Data entries

* * * * * * * * *

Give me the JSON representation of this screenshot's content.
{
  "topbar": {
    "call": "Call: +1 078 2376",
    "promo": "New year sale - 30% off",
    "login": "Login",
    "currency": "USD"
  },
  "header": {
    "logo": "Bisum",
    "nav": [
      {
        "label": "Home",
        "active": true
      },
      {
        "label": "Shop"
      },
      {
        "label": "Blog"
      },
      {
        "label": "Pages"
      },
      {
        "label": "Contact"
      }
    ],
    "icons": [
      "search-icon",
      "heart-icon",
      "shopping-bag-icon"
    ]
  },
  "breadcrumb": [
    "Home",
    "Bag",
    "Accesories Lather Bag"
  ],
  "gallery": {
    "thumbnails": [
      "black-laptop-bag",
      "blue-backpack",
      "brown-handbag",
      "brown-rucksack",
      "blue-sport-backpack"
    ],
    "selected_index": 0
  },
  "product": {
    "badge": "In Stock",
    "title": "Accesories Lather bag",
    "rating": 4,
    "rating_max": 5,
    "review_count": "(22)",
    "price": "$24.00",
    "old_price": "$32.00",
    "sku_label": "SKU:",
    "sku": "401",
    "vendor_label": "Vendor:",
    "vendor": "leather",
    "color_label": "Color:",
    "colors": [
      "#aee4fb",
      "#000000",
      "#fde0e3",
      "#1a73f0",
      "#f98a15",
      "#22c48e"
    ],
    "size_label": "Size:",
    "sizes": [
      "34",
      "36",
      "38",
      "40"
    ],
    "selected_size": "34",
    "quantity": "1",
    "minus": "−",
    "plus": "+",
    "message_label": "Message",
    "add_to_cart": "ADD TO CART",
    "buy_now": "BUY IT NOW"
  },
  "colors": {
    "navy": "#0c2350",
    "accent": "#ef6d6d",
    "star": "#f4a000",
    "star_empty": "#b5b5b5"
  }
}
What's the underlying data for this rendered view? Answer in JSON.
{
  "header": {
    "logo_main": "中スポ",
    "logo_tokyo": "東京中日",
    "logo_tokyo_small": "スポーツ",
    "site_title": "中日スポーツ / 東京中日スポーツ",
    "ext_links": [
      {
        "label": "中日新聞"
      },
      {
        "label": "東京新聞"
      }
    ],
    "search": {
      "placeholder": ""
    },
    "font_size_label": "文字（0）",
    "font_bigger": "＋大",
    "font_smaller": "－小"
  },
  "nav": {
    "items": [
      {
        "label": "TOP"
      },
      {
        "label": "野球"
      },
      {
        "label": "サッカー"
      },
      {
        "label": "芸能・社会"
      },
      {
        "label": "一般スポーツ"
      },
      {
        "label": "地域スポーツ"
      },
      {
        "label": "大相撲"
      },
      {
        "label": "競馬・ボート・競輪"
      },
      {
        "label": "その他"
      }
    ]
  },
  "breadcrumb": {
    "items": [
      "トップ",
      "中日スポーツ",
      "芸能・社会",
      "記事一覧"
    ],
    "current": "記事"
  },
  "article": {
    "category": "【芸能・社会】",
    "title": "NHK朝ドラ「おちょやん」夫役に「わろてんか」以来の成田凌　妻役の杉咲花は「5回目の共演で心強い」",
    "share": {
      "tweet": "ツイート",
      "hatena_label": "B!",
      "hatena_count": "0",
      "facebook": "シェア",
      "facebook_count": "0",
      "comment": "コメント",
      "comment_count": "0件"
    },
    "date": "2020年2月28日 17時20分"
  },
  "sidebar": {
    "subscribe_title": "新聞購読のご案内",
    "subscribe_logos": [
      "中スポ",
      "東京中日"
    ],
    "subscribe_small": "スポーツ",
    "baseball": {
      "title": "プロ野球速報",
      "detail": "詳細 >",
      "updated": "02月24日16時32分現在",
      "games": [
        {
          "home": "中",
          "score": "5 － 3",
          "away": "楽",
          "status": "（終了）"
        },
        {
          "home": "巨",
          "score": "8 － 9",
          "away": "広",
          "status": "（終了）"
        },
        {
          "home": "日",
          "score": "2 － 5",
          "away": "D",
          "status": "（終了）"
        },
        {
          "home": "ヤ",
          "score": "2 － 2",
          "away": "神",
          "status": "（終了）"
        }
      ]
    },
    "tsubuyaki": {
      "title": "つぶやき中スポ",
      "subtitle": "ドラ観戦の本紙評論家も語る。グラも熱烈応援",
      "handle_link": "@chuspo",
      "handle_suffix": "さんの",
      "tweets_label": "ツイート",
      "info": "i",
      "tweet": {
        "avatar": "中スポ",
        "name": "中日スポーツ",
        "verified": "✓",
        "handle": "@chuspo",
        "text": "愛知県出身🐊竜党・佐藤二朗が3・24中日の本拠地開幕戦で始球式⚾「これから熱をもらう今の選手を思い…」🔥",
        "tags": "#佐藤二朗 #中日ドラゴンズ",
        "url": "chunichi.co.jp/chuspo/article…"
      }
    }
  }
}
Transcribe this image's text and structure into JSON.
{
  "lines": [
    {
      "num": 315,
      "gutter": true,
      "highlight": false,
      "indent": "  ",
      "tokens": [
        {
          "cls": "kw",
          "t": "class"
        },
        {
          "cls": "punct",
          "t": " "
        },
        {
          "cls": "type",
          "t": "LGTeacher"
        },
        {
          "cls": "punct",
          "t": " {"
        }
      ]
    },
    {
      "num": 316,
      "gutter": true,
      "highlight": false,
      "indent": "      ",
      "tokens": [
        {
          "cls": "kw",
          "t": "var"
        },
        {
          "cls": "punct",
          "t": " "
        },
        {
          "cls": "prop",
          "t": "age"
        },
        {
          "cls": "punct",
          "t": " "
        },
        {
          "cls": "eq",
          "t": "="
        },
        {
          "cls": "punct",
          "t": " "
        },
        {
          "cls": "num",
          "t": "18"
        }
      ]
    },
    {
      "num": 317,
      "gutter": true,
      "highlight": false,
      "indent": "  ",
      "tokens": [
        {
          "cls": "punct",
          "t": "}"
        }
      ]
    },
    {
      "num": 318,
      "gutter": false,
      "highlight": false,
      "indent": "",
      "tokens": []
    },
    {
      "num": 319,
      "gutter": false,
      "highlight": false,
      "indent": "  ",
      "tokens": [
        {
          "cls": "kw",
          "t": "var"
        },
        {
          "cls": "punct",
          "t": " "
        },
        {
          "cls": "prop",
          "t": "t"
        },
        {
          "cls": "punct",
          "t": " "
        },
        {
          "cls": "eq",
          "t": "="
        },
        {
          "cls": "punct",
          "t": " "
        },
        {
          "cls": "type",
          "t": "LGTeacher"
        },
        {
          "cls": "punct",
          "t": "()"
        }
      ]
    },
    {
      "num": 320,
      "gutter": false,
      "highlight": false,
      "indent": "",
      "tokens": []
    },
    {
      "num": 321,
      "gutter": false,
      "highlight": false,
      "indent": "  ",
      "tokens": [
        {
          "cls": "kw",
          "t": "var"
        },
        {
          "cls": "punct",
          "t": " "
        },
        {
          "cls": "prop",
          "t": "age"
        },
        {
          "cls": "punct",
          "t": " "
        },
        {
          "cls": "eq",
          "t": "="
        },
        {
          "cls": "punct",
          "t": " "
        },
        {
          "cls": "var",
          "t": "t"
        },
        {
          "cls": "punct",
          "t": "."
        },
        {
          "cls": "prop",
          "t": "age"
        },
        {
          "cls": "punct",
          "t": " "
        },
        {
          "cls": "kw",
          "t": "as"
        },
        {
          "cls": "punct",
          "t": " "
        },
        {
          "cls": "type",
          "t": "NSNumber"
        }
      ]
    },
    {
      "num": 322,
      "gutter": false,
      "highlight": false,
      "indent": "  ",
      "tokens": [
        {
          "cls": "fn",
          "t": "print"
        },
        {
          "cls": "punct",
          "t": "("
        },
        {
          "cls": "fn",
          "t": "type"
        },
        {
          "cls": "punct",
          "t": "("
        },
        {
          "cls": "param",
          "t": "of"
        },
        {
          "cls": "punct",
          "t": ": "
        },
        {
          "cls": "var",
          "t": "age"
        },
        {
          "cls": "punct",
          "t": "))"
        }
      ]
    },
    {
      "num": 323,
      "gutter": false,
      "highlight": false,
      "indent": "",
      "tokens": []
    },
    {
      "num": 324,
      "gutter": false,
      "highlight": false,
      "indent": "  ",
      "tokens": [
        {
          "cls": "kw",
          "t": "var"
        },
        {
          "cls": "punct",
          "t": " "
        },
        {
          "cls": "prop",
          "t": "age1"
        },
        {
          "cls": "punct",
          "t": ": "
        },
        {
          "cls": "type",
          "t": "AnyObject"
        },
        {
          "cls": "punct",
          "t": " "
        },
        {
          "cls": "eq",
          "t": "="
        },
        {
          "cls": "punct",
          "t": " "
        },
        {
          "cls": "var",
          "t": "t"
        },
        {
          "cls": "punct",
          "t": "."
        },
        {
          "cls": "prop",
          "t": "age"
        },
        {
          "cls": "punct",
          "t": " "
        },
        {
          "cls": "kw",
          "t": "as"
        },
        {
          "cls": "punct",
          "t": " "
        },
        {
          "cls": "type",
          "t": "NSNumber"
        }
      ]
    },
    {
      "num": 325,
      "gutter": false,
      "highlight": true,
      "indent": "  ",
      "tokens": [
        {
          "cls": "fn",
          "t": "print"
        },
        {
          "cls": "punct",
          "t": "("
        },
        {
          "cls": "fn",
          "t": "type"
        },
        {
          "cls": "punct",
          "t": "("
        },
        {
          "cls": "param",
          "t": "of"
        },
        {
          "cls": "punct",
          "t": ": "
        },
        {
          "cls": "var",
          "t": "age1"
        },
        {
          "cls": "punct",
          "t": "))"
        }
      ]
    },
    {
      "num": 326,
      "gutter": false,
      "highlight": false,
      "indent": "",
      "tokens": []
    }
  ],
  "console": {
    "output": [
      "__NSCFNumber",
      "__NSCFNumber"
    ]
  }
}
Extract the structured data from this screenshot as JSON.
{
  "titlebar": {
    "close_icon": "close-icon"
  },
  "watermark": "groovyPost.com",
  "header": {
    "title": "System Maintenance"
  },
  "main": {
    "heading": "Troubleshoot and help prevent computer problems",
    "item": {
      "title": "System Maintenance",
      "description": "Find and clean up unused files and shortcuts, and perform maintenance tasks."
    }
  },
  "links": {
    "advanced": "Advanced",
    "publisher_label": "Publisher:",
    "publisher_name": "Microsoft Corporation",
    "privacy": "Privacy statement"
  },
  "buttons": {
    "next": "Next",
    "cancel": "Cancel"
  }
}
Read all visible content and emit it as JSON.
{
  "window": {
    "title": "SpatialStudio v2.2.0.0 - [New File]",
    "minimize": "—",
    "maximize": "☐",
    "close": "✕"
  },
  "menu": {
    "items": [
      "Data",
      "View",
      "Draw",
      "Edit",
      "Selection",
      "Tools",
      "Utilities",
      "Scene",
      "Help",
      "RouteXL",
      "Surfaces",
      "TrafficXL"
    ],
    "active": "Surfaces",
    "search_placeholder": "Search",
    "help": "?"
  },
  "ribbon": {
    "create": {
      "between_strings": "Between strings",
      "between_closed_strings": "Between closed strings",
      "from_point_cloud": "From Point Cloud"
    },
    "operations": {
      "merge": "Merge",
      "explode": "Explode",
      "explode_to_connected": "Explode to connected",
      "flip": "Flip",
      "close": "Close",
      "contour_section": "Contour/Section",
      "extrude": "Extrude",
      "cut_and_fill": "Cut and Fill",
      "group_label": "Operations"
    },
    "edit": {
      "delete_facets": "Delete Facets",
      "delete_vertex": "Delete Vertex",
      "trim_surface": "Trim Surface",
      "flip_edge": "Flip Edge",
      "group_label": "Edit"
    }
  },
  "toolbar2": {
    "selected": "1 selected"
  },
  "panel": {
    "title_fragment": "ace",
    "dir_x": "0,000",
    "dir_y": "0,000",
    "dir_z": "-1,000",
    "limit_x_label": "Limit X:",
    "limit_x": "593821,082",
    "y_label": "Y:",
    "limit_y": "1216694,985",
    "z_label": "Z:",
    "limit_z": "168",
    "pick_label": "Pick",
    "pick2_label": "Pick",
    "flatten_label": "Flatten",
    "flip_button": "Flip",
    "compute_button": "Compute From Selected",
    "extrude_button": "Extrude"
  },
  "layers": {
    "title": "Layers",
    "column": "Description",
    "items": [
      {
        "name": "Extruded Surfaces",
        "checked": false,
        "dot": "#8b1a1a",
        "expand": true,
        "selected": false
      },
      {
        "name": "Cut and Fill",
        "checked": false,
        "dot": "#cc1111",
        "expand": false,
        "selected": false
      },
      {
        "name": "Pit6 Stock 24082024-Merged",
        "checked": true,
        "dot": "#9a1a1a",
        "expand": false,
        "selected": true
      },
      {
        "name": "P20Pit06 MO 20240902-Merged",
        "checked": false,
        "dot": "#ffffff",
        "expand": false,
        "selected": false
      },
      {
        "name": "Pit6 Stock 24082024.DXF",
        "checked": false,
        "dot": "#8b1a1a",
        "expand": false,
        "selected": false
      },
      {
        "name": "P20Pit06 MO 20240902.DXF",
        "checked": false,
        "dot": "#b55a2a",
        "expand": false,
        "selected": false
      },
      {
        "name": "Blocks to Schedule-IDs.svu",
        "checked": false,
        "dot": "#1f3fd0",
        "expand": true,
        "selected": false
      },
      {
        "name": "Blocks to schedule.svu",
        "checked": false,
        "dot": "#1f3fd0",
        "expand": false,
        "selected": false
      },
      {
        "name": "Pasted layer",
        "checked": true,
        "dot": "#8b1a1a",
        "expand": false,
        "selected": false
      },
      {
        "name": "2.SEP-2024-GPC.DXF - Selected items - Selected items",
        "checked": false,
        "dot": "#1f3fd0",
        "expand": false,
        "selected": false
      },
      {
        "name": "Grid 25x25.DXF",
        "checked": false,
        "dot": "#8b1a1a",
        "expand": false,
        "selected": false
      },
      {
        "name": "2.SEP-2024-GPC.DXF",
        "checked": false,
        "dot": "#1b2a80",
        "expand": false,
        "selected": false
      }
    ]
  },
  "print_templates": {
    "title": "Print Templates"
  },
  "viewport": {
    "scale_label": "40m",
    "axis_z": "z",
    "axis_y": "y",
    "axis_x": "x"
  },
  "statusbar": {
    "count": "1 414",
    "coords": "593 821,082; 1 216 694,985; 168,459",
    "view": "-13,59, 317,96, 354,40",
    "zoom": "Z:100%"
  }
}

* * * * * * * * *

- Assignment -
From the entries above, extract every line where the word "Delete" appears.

- Written answer -
      "delete_facets": "Delete Facets",
      "delete_vertex": "Delete Vertex",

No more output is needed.